Rev. Dr. Victor Nakah is the Senior Vice President of Spiritual Ministry with CURE International. Before joining CURE, Victor served as the Africa Regional Director for Overseas Council International (OCI). He was the President of the Theological College of Zimbabwe (TCZ) for 10 years. He has also served on staff with Scripture Union and the Fellowship of Christian Unions (IFES) in Zimbabwe. Victor is both a minister and theologian and therefore takes the relationship of the church and seminary very seriously. He is passionate about spiritual, biblical and contextual leadership. He enjoys expository preaching and preaches often at mission and student conferences and in a number of churches as he travels on the continent and abroad. Victor, his wife, Nosizo and their 3 daughters, Nothabo and Rumbidzaishe and Chipo, make their home in Bulawayo, Zimbabwe.
Country of Origin: USA
Bill is probably the most unlikely person to be working with children and youth. He was raised in a Methodist Children’s home with 350 other boys and girls in North Carolina, USA. This was during the 1960s at the height of the civil rights era in the American South. Sadly, he wrongly perceived that the adults at the Home were hypocrites and not concerned for his well-being. As a university student, he rejected the Christian gospel as an answer for life’s important questions. In University, he spent his time studying counter-culture politics and physical chemistry, a bad combination for a anarchist. However, his life changed drastically in 1981 when he had a existential encounter with Jesus Christ.
After that experience, Bill and his wife Ky began serving children and youth who were at-risk from abandonment, exploitation, poverty and neglect. This has led them to live and work for the past 28 years in Los Angeles, Thailand, Cambodia, India, Nepal, and Eastern Europe. They are global nomads (i.e. missionaries) with the Assemblies of God. In addition to Bill’s work as a practitioner and activist for children, he completed an MA in International Development and a PhD through the Oxford Centre for Mission Studies. His doctoral research was a 5-year field-based investigation of faith-based organizations and local evangelical churches in Romania responding to the crisis for children after the fall of Communism. Bill has been married to Ky for 29 years and has a wonderful son, Daniel. Children and youth have been an important ‘theological pointer’ in their lives and they are honored to work with the Child Theology Movement.
Keith J. White
Country of Origin: UK
He is the husband of Ruth and they have four children, and five grandchildren. They live at Mill Grove in East London, a Christian household and community for children and families needing love and care. Keith is a minister, preaches week by week in a range of different churches, a tutor at Spurgeon’s college UK and lecture and teach in seminaries around the world. Among the books that he has written or edited are The Bible (Narrative and Illustrated), In His Image, Masterpieces of the Bible, A Place for Us, The Growth of Love, and In the Meantime. In his life and theological reflection Keith draws from a number of disciplines including: Literature, Theology, Sociology, Child Development, Theology, Social Work, and Community Development. His PhD was on Pandita Ramabai, a female Indian theologian. His interests include mountaineering, sailing, music and chess.
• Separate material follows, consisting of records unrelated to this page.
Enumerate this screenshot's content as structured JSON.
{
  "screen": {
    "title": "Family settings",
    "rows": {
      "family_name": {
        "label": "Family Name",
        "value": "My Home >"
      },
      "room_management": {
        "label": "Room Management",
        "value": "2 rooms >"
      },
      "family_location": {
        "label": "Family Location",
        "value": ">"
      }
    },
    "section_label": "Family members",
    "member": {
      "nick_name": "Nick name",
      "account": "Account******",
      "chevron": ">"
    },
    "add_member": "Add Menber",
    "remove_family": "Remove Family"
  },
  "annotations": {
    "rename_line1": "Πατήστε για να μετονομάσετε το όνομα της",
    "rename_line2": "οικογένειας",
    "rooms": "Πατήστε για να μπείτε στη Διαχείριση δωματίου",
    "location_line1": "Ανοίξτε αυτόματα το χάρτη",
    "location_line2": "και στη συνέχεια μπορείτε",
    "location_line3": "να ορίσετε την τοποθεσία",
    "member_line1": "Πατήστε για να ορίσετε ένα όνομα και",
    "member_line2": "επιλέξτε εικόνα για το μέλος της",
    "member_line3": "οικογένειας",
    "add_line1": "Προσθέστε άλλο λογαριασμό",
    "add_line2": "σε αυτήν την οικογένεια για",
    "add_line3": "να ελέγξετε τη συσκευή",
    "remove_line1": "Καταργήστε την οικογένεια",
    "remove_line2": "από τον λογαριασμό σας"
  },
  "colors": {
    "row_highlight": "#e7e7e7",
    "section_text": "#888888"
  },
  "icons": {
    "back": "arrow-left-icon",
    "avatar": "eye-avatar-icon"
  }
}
Country of Origin: UK
Haddon Willmer retired from the University of Leeds in 1998, where he taught theology for 32 years, with special interests in forgiveness and politics, Barth and Bonhoeffer and the future of Christian faith at the mercy of today’s church and world. Since retiring he has had a great time as a research tutor at the Oxford Centre for Mission Studies, accompanying at least 13 interesting students on their way to PhDs. He has been a trustee of the Child Theology Movement from its inception and of Pace, Parents against Child Sexual Exploitation, since it was founded in 1996. He is married to Hilary, a partner beyond price and a creative Christian social activist in Leeds. They have three children and eight grandchildren.